Smart Home Network Security

As the use of smart systems in the home has become more widespread, their security weaknesses have been exposed.

Limited Consideration has been given to security

The main reason for this is that much of the earlier work on smart systems for the home was devoted to the technicalities of the protocols, especially ZigBee and Z-Wave, and to the design of different types of device.  Limited consideration was given to security, reliability, availability, or even to ease of installation and fault diagnosis, in these earlier systems.  

The much greater capability of the latest generation of controller / hub processors enables significant improvements to be made in these areas.

Centralise the control

One of the changes that has been made is to move away from local binding / association of the ZigBee / Z-Wave devices, such as between a door sensor or motion sensor and a light bulb or smart plug.  Instead, each device now binds / associates with the controller / hub.  The main benefit of the ZigBee and Z-Wave meshes, which is their ability to be extended by relaying frames, is retained.

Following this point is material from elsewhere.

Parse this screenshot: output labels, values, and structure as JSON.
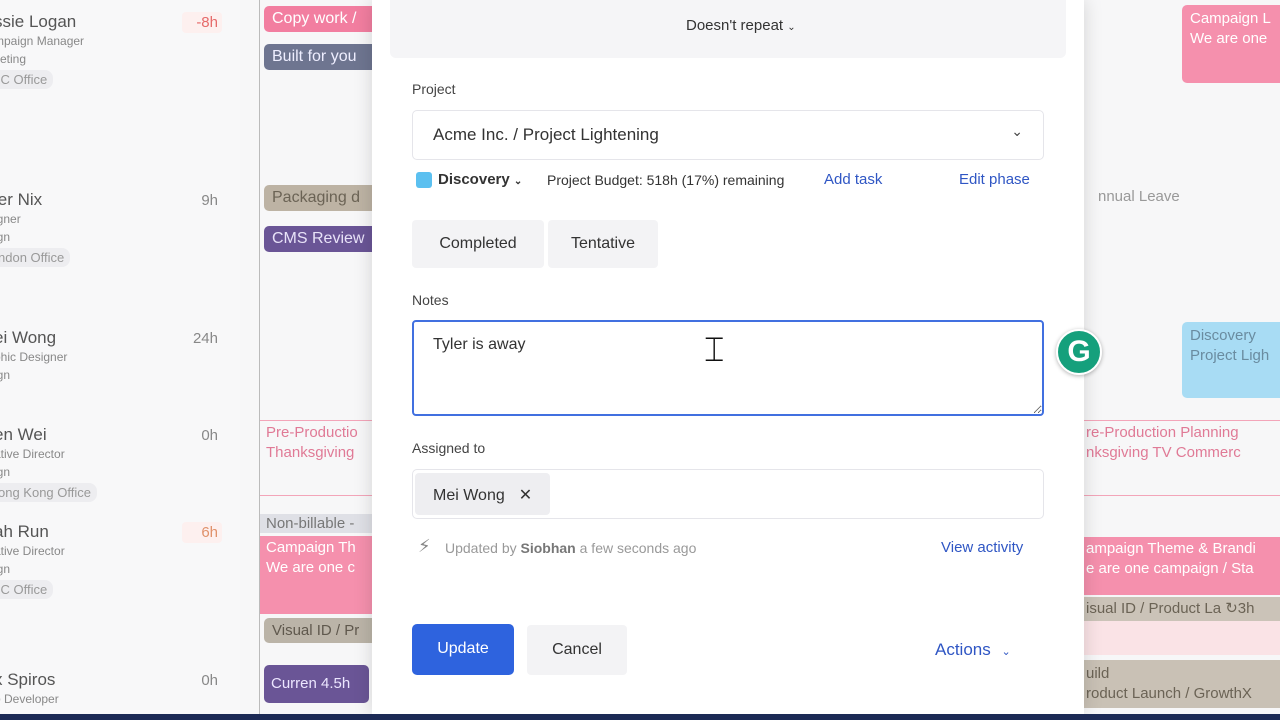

This gives the controller / hub full control over all of the communications between the other devices, and over the security, availability, fault diagnosis, etc. of the entire system.  This approach is consistent with that found in any conventional control system with centralised processing.

Centralising the control of the system security within the controller / hub enables a single Trust Centre to be used for the security of the entire system, including:

  • Configuring and authenticating relays / routers and end devices that join the network.
  • Generating network keys to be used for encrypted communication across the network.
  • Limiting the lifetime of network keys.
  • Establishing a unique Trust Centre link key for each device when they join the network.
  • Employs unique sets of AES-128 encryption keys.
  • Maintaining the overall security of the network.
These apply to all ZigBee and Z-Wave devices.

Fully secured

Apart from when the user joins a device to the network, which is directly under the manual control of the user, any other data exchanged between the controller / hub and the other devices is fully secured.

There are two other connections with the controller / hub:

  • A WiFi connection with a local mobile device.
  • A WiFi connection or a LAN connection with the internet. 
These connections both employ HTTPS, which is the secure version of the Hypertext Transfer Protocol (HTTP), as being advocated by Google and others for all browser / website connections.

The WiFi connection to a local mobile device enables the hub to run an App, through which they can manage and control the network operation.

The internet connection enables the user to manage and control the network operation remotely, using the same mobile App as that used for local control.  The internet connection also allows data to be exchanged between the controller / hub and other remote systems, such as Amazon's Alexa.

The controller / hub includes additional programs to validate any data being received from the internet, before it is used within the system.